Sunday, March 5, 2017
The hurtling of our planet through space on its annual pilgrimage around our star, the sun; the stately dancing of the moon around the earth, each phase a graceful step; the sweep of human history, its spectacular joys and sorrows—all three conspire together to bring us to this hour. Again it is Lent. And soon it will be that day that crowns all our days, Easter. There is much to do. Let’s lean into this Lent!
Sunday eucharist, Wednesday evening prayer at 7, daily Mass, confession—liturgy is our first work this Lent. During Lent, we’re singing the “Lord, have mercy” in its original Greek: Kyrie, eleison. Balthasar Fischer (1912-2001) wrote: “This petition means more than ‘Help us!’ It means ‘Take all of us with you on your journey through death to life.’ ” Our penitential act also includes a prayer dialog. “Have mercy on us, O Lord,” the priest begins. “For we have sinned against you,” we say. Then the priest begs God, “Show us your mercy and love!” Meanwhile, one of us holds our beautiful large processional cross for all to see. This lovely image stands tall near the altar year round. But in Lent we lovingly carry it through our midst to begin, and hold it for all to gaze on. For here is how God shows us mercy and love. In mercy, God shares our suffering and dying. In love, God raises us up through death to new life.

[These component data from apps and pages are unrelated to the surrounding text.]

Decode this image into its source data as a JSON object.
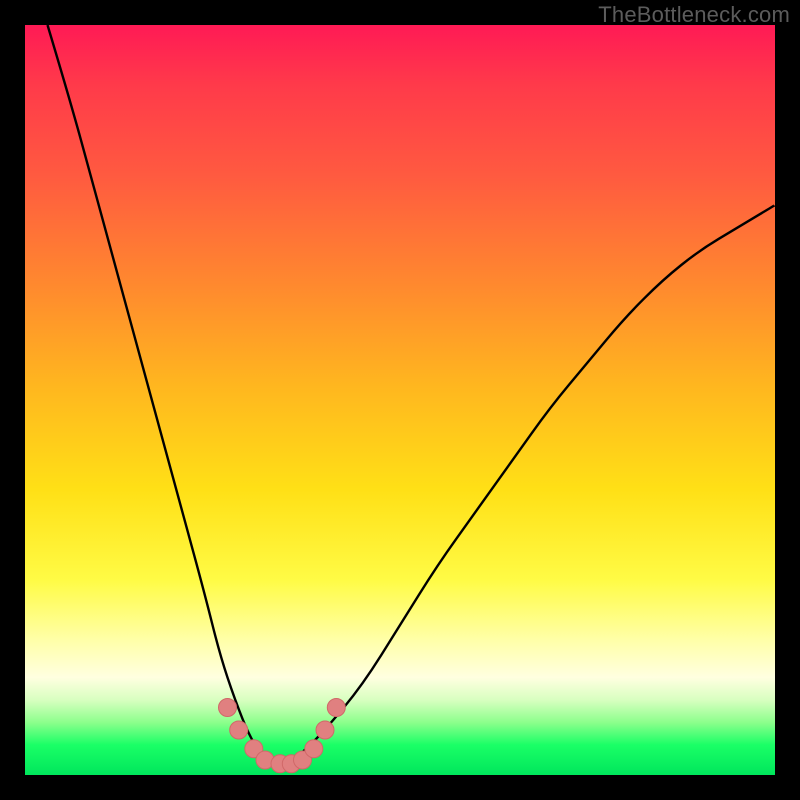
{
  "watermark": "TheBottleneck.com",
  "colors": {
    "frame": "#000000",
    "curve": "#000000",
    "marker_fill": "#e08080",
    "marker_stroke": "#d06868",
    "gradient_stops": [
      "#ff1a55",
      "#ff5a40",
      "#ffb61f",
      "#fffb45",
      "#ffffe0",
      "#1aff66"
    ]
  },
  "chart_data": {
    "type": "line",
    "title": "",
    "xlabel": "",
    "ylabel": "",
    "xlim": [
      0,
      100
    ],
    "ylim": [
      0,
      100
    ],
    "note": "x and y are percentages of the plot area (0 = left/bottom, 100 = right/top); the curve is a V-shaped bottleneck profile with minimum near x≈33",
    "series": [
      {
        "name": "bottleneck-curve",
        "x": [
          3,
          6,
          9,
          12,
          15,
          18,
          21,
          24,
          26,
          28,
          30,
          32,
          33,
          35,
          37,
          40,
          45,
          50,
          55,
          60,
          65,
          70,
          75,
          80,
          85,
          90,
          95,
          100
        ],
        "y": [
          100,
          90,
          79,
          68,
          57,
          46,
          35,
          24,
          16,
          10,
          5,
          2,
          1,
          1.5,
          3,
          6,
          12,
          20,
          28,
          35,
          42,
          49,
          55,
          61,
          66,
          70,
          73,
          76
        ]
      }
    ],
    "markers": {
      "name": "highlight-points",
      "note": "salmon dots clustered around the trough",
      "x": [
        27,
        28.5,
        30.5,
        32,
        34,
        35.5,
        37,
        38.5,
        40,
        41.5
      ],
      "y": [
        9,
        6,
        3.5,
        2,
        1.5,
        1.5,
        2,
        3.5,
        6,
        9
      ]
    }
  }
}
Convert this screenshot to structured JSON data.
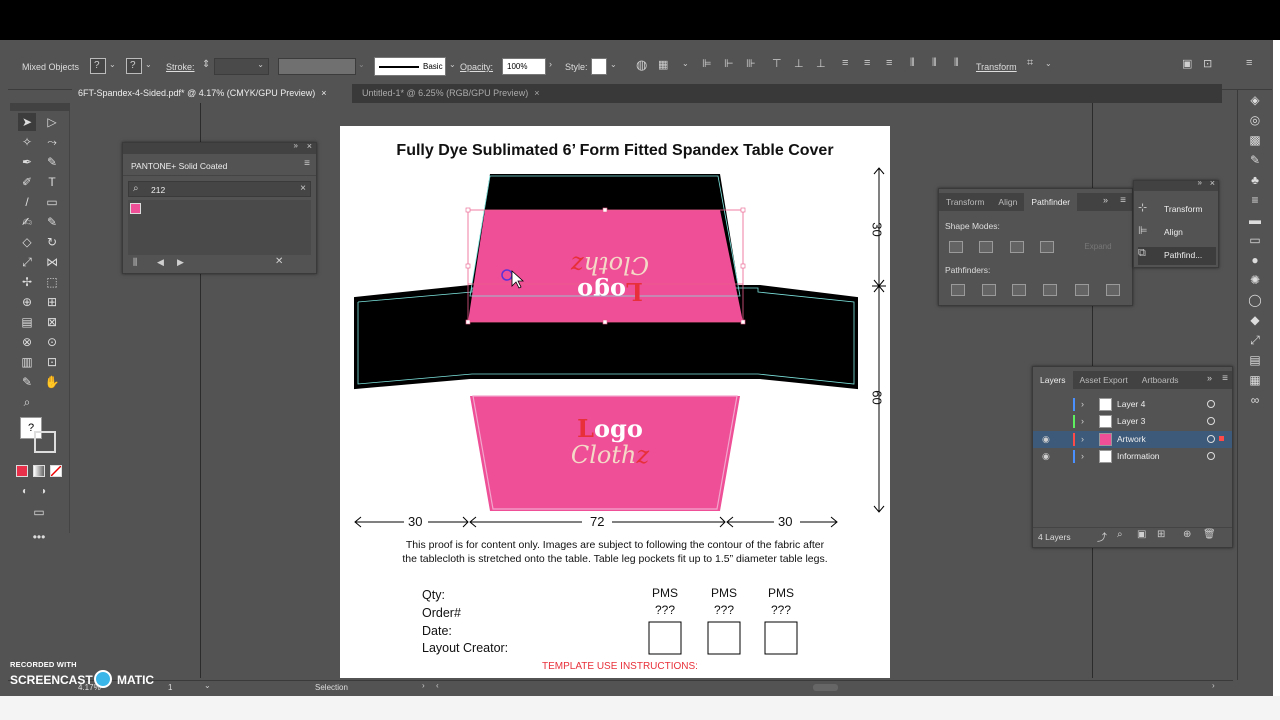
{
  "colors": {
    "pink": "#ee4f97",
    "logo_red": "#e8303a",
    "cream": "#f4d9c7",
    "artwork_black": "#000000",
    "teal_outline": "#7ee6e0",
    "layer_blue": "#4a90ff",
    "layer_green": "#5ff05f",
    "layer_red": "#ff4a4a",
    "selection_blue": "#3d5a7a"
  },
  "control_bar": {
    "selection_type": "Mixed Objects",
    "stroke_label": "Stroke:",
    "brush_label": "Basic",
    "opacity_label": "Opacity:",
    "opacity_value": "100%",
    "style_label": "Style:",
    "transform_link": "Transform"
  },
  "tabs": [
    {
      "label": "6FT-Spandex-4-Sided.pdf* @ 4.17% (CMYK/GPU Preview)",
      "close": "×"
    },
    {
      "label": "Untitled-1* @ 6.25% (RGB/GPU Preview)",
      "close": "×"
    }
  ],
  "swatch_panel": {
    "title": "PANTONE+ Solid Coated",
    "search_value": "212",
    "clear": "×"
  },
  "artboard": {
    "title": "Fully Dye Sublimated 6’ Form Fitted Spandex Table Cover",
    "dim_top_right": "30",
    "dim_right": "60",
    "dim_left": "30",
    "dim_center": "72",
    "dim_right_bottom": "30",
    "logo_word": "Logo",
    "logo_first": "L",
    "logo_rest": "ogo",
    "cloth_word": "Clothz",
    "cloth_first": "Cloth",
    "cloth_last": "z",
    "note_line1": "This proof is for content only. Images are subject to following the contour of the fabric after",
    "note_line2": "the tablecloth is stretched onto the table. Table leg pockets fit up to 1.5” diameter table legs.",
    "qty_label": "Qty:",
    "order_label": "Order#",
    "date_label": "Date:",
    "creator_label": "Layout Creator:",
    "pms": [
      {
        "label": "PMS",
        "value": "???"
      },
      {
        "label": "PMS",
        "value": "???"
      },
      {
        "label": "PMS",
        "value": "???"
      }
    ],
    "instructions": "TEMPLATE USE INSTRUCTIONS:"
  },
  "pathfinder_panel": {
    "tabs": [
      "Transform",
      "Align",
      "Pathfinder"
    ],
    "active_tab": "Pathfinder",
    "shape_modes_label": "Shape Modes:",
    "expand_label": "Expand",
    "pathfinders_label": "Pathfinders:"
  },
  "mini_panel": {
    "items": [
      "Transform",
      "Align",
      "Pathfind..."
    ]
  },
  "layers_panel": {
    "tabs": [
      "Layers",
      "Asset Export",
      "Artboards"
    ],
    "active_tab": "Layers",
    "layers": [
      {
        "name": "Layer 4",
        "visible": false,
        "color": "#4a90ff",
        "selected": false
      },
      {
        "name": "Layer 3",
        "visible": false,
        "color": "#5ff05f",
        "selected": false
      },
      {
        "name": "Artwork",
        "visible": true,
        "color": "#ff4a4a",
        "selected": true
      },
      {
        "name": "Information",
        "visible": true,
        "color": "#4a90ff",
        "selected": false
      }
    ],
    "count_label": "4 Layers"
  },
  "status_bar": {
    "zoom": "4.17%",
    "artboard_num": "1",
    "tool_name": "Selection"
  },
  "watermark": {
    "line1": "RECORDED WITH",
    "brand_left": "SCREENCAST",
    "brand_right": "MATIC"
  }
}
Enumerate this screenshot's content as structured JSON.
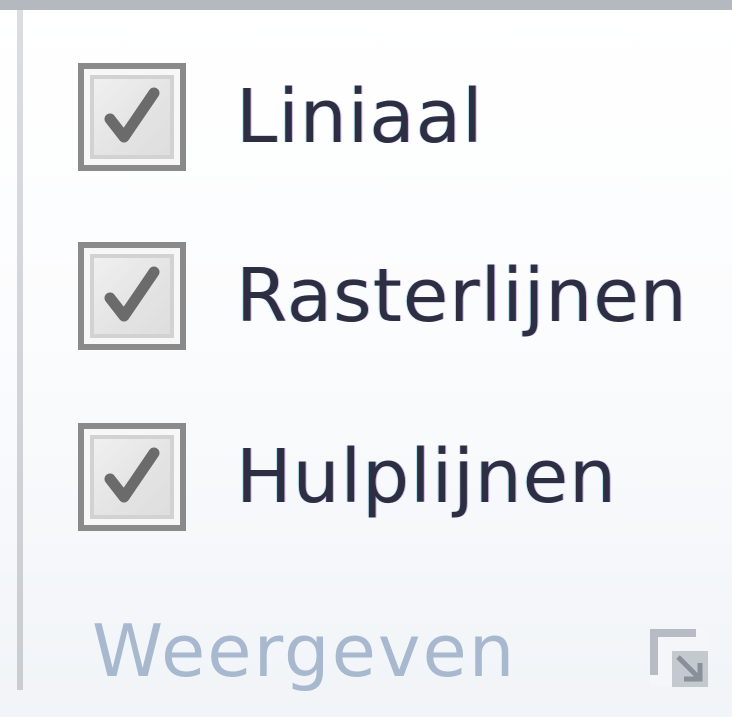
{
  "group": {
    "title": "Weergeven",
    "items": [
      {
        "label": "Liniaal",
        "checked": true
      },
      {
        "label": "Rasterlijnen",
        "checked": true
      },
      {
        "label": "Hulplijnen",
        "checked": true
      }
    ],
    "launcher_icon": "dialog-launcher-icon"
  },
  "colors": {
    "label_text": "#2e2e42",
    "title_text": "#a8b8cf",
    "checkbox_border": "#8a8a8a",
    "checkmark": "#6b6b6b"
  }
}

The liturgy strengthens us to take up three fundamental spiritual practices: praying, fasting, and giving alms, our second work. They are sacred ways to repent, repair, and renew both spirit and world. At Wednesday evening prayer, great preachers will explore this work from the Christian, Jewish, and Muslim perspectives. In the fifth century, Peter Chrysologus observed “Fasting is the soul of prayer, giving alms is the lifeblood of fasting. If we have not all three, we have nothing.”
And praying, fasting and giving strengthens us to take up the ultimate work of Lent: dying to self and rising to a life for others. As with Noah, as with Daniel in the lion’s den, as with Israel from Egypt, God is about to snatch life out of death. At the Easter Vigil, ten adults will be baptized, confirmed, and welcomed to communion. So lean into Lent and pray:
Again and again you draw us back, O God,
and in this fast of forty days and forty nights
return with us to face the dangers of deluge and delusion
in floods of brokenness and dying.
Once more we find ourselves cast into dens of peril
where injustice and inequity are more hazardous than tooth or claw.
The precious blood of our children senselessly staining our streets
cries out to us to leave at once this slave-state
of consumerism, cynicism, and racism
that would deceive us into thinking there is nothing we can do.
Once more gather us together in transit through these terrors!
Alone in this fearful desert each one would die.
But together, as Old Saint Patrick’s Church,
you enclose us in your cloak of cloud against all dangers of the day
and lead us boldly, brilliantly through each disorienting night.
We trust that once more you are bringing us safely
to that other side, Easter, rising.
United to those you have chosen for Easter’s sacraments,
with and for
Michael, Katherine, Zach, Mike and Kathryn,
Shea, Christine and Phillip,
Christopher, Stephanie and Tamika
we take up with greater care the age-old ways
of praying, fasting, and sharing with the poor. Stir up within us such desire for you that we repent,
forever turning toward you.
Renew within us a heart that knows
that the best way to love you
is to love each other more.
Then send us out strengthened to work together faithfully:
Use us, Holy One of power and might,
to repair this broken world
in the holy name of Jesus,
your Divine Child,
who lives and reigns with you
in the unity of the Holy Spirit,
God forever and ever. Amen.